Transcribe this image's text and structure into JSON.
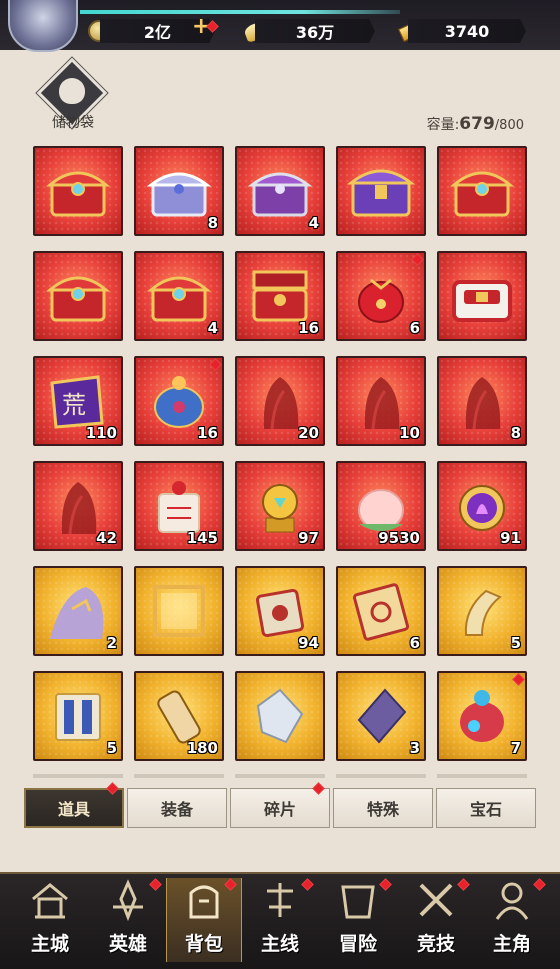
{
  "resources": [
    {
      "icon": "coin-icon",
      "value": "2亿"
    },
    {
      "icon": "gold-ingot-icon",
      "value": "36万"
    },
    {
      "icon": "ticket-icon",
      "value": "3740"
    }
  ],
  "bag": {
    "label": "储物袋",
    "capacity_label": "容量:",
    "capacity_used": "679",
    "capacity_max": "/800"
  },
  "items": [
    {
      "art": "red-gold-chest",
      "bg": "red",
      "count": ""
    },
    {
      "art": "silver-chest",
      "bg": "red",
      "count": "8"
    },
    {
      "art": "purple-chest",
      "bg": "red",
      "count": "4"
    },
    {
      "art": "purple-gold-chest",
      "bg": "red",
      "count": ""
    },
    {
      "art": "red-gold-chest",
      "bg": "red",
      "count": ""
    },
    {
      "art": "red-gold-chest",
      "bg": "red",
      "count": ""
    },
    {
      "art": "red-gold-chest",
      "bg": "red",
      "count": "4"
    },
    {
      "art": "treasure-chest-open",
      "bg": "red",
      "count": "16"
    },
    {
      "art": "red-pouch",
      "bg": "red",
      "count": "6",
      "dot": true
    },
    {
      "art": "red-white-chest",
      "bg": "red",
      "count": ""
    },
    {
      "art": "purple-token",
      "bg": "red",
      "count": "110"
    },
    {
      "art": "blue-pouch",
      "bg": "red",
      "count": "16",
      "dot": true
    },
    {
      "art": "hero-silhouette",
      "bg": "red",
      "count": "20"
    },
    {
      "art": "hero-silhouette",
      "bg": "red",
      "count": "10"
    },
    {
      "art": "hero-silhouette",
      "bg": "red",
      "count": "8"
    },
    {
      "art": "hero-silhouette",
      "bg": "red",
      "count": "42"
    },
    {
      "art": "red-talisman",
      "bg": "red",
      "count": "145"
    },
    {
      "art": "gold-orb",
      "bg": "red",
      "count": "97"
    },
    {
      "art": "peach",
      "bg": "red",
      "count": "9530"
    },
    {
      "art": "purple-flame-amulet",
      "bg": "red",
      "count": "91"
    },
    {
      "art": "dragon-portrait",
      "bg": "gold",
      "count": "2"
    },
    {
      "art": "frame",
      "bg": "gold",
      "count": ""
    },
    {
      "art": "scroll-box",
      "bg": "gold",
      "count": "94"
    },
    {
      "art": "card-ticket",
      "bg": "gold",
      "count": "6"
    },
    {
      "art": "horn",
      "bg": "gold",
      "count": "5"
    },
    {
      "art": "blue-card",
      "bg": "gold",
      "count": "5"
    },
    {
      "art": "scroll",
      "bg": "gold",
      "count": "180"
    },
    {
      "art": "white-crystal",
      "bg": "gold",
      "count": ""
    },
    {
      "art": "purple-crystal",
      "bg": "gold",
      "count": "3"
    },
    {
      "art": "potion-pouch",
      "bg": "gold",
      "count": "7",
      "dot": true
    }
  ],
  "tabs": [
    {
      "label": "道具",
      "active": true,
      "dot": true
    },
    {
      "label": "装备",
      "active": false,
      "dot": false
    },
    {
      "label": "碎片",
      "active": false,
      "dot": true
    },
    {
      "label": "特殊",
      "active": false,
      "dot": false
    },
    {
      "label": "宝石",
      "active": false,
      "dot": false
    }
  ],
  "nav": [
    {
      "label": "主城",
      "icon": "city-icon",
      "active": false,
      "dot": false
    },
    {
      "label": "英雄",
      "icon": "hero-icon",
      "active": false,
      "dot": true
    },
    {
      "label": "背包",
      "icon": "backpack-icon",
      "active": true,
      "dot": true
    },
    {
      "label": "主线",
      "icon": "mainline-icon",
      "active": false,
      "dot": true
    },
    {
      "label": "冒险",
      "icon": "adventure-icon",
      "active": false,
      "dot": true
    },
    {
      "label": "竞技",
      "icon": "arena-icon",
      "active": false,
      "dot": true
    },
    {
      "label": "主角",
      "icon": "protagonist-icon",
      "active": false,
      "dot": true
    }
  ],
  "colors": {
    "accent": "#e8222a",
    "tab_active": "#2b2622",
    "gold": "#f2b32e",
    "red": "#e8403a"
  }
}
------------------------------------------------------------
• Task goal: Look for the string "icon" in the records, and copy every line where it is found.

• Solution for this exercise:
      "icon": "coin-icon",
      "icon": "gold-ingot-icon",
      "icon": "ticket-icon",
      "icon": "city-icon",
      "icon": "hero-icon",
      "icon": "backpack-icon",
      "icon": "mainline-icon",
      "icon": "adventure-icon",
      "icon": "arena-icon",
      "icon": "protagonist-icon",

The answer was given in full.